Just past the flat top, Chef Keirnon was hard at work, doing about a dozen different jobs at once. Between four and five he had enough time to show me around, and show me things like the board where they keep their projections and expenditures, so everyone know’s what’s happening with the bottom line, and let me meet the farmer who was bringing in buckets of REALLY fresh really gorgeous ingredients like fresh potatoes, carrots, and heirloom tomatoes. Once rush really hit, at about 6pm, he got on the line and stayed there. Mainly, he was expediting, that is calling out the various orders, and getting the finished plates to the servers. He was also handling a lot of the plating and keeping track of what was going on up and down the line.

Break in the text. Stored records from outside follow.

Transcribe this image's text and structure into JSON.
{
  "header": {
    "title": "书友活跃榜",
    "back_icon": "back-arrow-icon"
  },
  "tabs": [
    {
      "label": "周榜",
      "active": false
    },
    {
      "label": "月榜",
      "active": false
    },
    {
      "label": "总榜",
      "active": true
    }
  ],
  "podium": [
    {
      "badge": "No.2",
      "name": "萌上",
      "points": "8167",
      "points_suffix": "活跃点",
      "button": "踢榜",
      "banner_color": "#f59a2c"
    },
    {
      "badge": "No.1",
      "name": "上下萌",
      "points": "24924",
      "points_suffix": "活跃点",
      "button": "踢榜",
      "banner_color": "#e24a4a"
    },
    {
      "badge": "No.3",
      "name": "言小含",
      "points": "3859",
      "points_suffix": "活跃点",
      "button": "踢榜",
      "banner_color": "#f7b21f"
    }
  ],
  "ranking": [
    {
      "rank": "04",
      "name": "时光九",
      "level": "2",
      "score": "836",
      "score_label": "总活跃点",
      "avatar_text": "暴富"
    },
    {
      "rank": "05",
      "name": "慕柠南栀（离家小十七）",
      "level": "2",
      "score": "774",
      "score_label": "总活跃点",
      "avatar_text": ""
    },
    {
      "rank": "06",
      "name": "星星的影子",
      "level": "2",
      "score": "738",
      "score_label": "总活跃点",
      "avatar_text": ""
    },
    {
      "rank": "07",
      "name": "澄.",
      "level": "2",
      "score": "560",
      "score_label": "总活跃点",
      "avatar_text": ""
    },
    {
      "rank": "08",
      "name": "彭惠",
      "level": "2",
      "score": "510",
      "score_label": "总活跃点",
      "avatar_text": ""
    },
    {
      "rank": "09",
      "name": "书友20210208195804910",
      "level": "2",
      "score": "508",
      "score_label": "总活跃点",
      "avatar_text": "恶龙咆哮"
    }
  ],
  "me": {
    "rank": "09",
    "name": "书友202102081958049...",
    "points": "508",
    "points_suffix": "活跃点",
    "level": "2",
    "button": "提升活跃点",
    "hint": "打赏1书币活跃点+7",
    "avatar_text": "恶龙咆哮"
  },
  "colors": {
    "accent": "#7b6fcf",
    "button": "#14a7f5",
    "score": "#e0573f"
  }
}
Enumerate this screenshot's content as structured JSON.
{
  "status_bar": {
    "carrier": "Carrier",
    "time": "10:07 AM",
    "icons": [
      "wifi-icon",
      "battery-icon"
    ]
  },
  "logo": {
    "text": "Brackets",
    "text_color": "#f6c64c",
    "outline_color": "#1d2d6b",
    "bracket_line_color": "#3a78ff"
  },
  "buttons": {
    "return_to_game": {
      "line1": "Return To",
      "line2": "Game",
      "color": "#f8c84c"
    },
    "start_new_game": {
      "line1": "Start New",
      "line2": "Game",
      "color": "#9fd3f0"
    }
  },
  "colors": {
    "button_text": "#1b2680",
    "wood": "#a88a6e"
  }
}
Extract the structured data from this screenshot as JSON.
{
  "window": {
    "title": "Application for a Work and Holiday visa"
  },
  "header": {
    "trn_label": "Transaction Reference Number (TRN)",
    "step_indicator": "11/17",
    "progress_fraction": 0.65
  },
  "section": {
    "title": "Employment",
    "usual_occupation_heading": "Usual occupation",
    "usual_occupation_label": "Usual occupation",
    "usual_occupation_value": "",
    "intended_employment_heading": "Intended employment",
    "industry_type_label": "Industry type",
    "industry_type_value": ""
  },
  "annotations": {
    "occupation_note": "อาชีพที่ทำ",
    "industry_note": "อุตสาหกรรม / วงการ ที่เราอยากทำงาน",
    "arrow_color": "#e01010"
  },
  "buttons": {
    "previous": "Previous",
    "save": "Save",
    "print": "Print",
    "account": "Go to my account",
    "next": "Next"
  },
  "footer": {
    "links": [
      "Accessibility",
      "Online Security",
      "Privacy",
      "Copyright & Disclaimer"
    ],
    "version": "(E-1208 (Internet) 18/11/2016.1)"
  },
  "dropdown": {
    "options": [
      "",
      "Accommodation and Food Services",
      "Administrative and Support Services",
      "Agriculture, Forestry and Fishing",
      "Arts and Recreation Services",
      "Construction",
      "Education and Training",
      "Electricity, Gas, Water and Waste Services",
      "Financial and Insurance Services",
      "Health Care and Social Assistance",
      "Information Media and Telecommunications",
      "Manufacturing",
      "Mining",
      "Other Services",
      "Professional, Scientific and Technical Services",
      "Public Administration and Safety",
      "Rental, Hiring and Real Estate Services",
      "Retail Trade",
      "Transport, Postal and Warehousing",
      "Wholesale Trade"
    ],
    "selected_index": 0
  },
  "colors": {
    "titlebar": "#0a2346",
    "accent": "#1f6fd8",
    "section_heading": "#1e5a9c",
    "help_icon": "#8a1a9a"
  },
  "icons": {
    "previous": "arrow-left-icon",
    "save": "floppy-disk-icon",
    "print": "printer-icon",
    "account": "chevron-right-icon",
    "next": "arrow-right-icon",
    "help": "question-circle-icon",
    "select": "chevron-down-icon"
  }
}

The cook top, what we at home call the stove, was Maria’s domain. Maria was amazing to watch. I didn’t get a chance to do more than say hi to her, she was too busy to chat with the audience. But what Javier did with the grill, she was doing with pans. She is said to be able to manage a dozen saute pans at a time. I watched her get at least seven going at once, with greens, pasta, meats, all manner of sides, all begun at different times, all needed NOW. Oh, and did I mention the occasional four foot gouts of flame?
Chef Alex, who did me the great favor of letting me into his kitchen and who runs the show, mostly was in the back, but every so often he would come out to the line, and stand there, watching. Just checking in, just making sure everything was okay. And he’d do whatever it was that needed doing. He’d pick up empty containers, he’d bring in fresh plates, he’d check the stations to make sure they were well stocked and check in with Chef Kiernon to make sure he had what he needed. No shouting or rock n roll. No immaculate white coat heading out to press the flesh or any of that celebrity schtick. Just a calm manager, confident and in control enough to let his people do their jobs.
Then there was the man who was introduced to me as Charlie, but whom by the end of the night I began to think of as Mr. Charles. I didn’t get an exact job title for Mr. Charles. As near as I could tell his job was to do whatever it was that needed doing. If a container was empty, he was the guy who got it filled, so he spent a lot of time in the back. But when things got hairy, Mr. Charles was on the line too, assembling burgers, cleaning stations, organizing tickets, scooping, filling, plating, finding, fixing and generally making sure the job got done, whatever the job was.
I was able to bail half way through the shift, but they of course, had to keep going And going, and going. I went home tired, smelling of grease and smoke and entirely happy. It was the best kind of learning experience. It showed me a world I’d never seen, introduced me to nifty people I’d never otherwise meet, and helped me find the words to create the new characters for A TASTE OF THE NIGHTLIFE.